Tuning Forks

 

vibrating tuning fork

 

A tuning fork serves as a useful illustration of how a vibrating object can produce sound. The fork consists of a handle and two tines. When the tuning fork is hit with a rubber hammer, the tines begin to vibrate. The back and forth vibration of the tines produce disturbances of surrounding air molecules. As a tine stretches outward from its usual position, it compresses surrounding air molecules into a small region of space; this creates a high pressure region next to the tine

 

 Guitar Strings

 

sound wave

 As a guitar string vibrates, it sets surrounding air molecules into vibrational motion. The frequency at which these air molecules vibrate is equal to the frequency of vibration of the guitar string. The back and forth vibrations of the surrounding air molecules creates a pressure wave which travels outward from its source. This pressure wave consists of compressions and rarefactions. The compressions are regions of high pressure, where the air molecules are compressed into a small region of space. The rarefactions are regions of low pressure, where the air molecules are spread apart

 

  Harmonic

 

             1st   Harmonic                                                                         

                                                                                        

                                          

2nd  Harmonic

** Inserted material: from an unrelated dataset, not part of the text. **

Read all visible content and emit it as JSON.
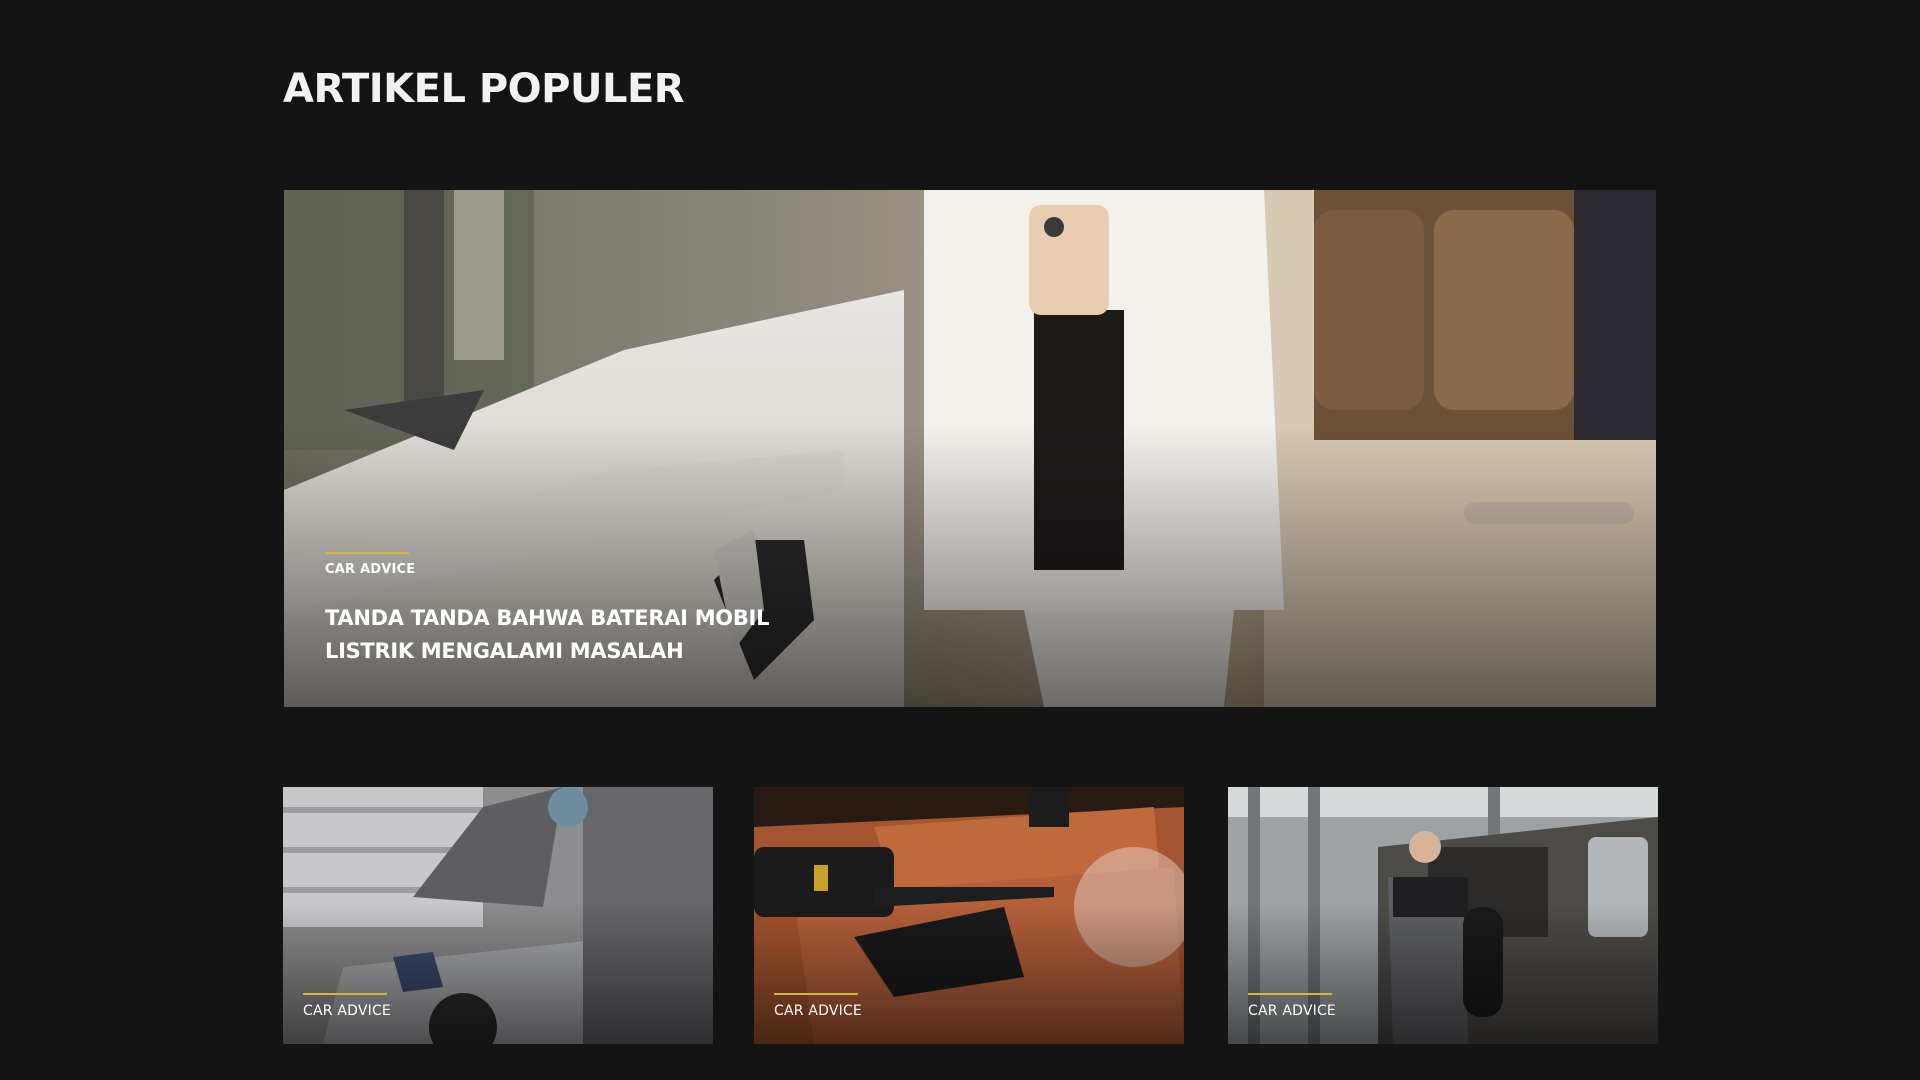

second harmonic

 

There are a variety of patterns which could be produced by vibrations within a string, slinky, or rope. Each pattern corresponds to vibrations which occur at a particular frequency and is known as a harmonic. The lowest possible frequency at which a string could vibrate to form a standing wave pattern is known as the fundamental frequency or the first harmonic. The second lowest frequency at which a string could vibrate is known as the second harmonic; the third lowest frequency is known as the third harmonic; and so on. The frequency associated with each harmonic is dependent upon the speed at which waves move through the medium and the wavelength of the medium. The speed at which waves move through a medium is dependent upon the properties of the medium (tension of the string, thickness of the string, material composition of the string, etc.). The wavelength of the harmonic is dependent upon the length of the string and the harmonic number (first, second, third, etc.). Variations in either the properties of the medium or the length of the medium will result in variations in the frequency at which the string will vibrate. A node is a point of no displacement. Standing wave patterns are also characterized by antipodal positions - positions along the medium that undergo maximum displacement from a high upward displacement to a high downward displacement

 

 Echo and Reverberation  

 

echo and a reverberation

Reflection of sound waves off of barriers result in some observable behaviors which you have likely experienced. If you have ever been inside of a large canyon, you have likely observed an echo This echo results from the reflection of sound off the distant canyon walls and its ultimate return to your ear. If the canyon wall is more than approximately 17 meters away from where you are standing, then the sound wave will take more than 0.1 seconds to reflect and return to you. Since the perception of a sound usually endures in memory for only 0.1 seconds, there will be a small time delay between the perception of the original sound and the perception of the reflected sound  A reverberation is perceived when the reflected sound wave reaches your ear in less than 0.1 second after the original sound wave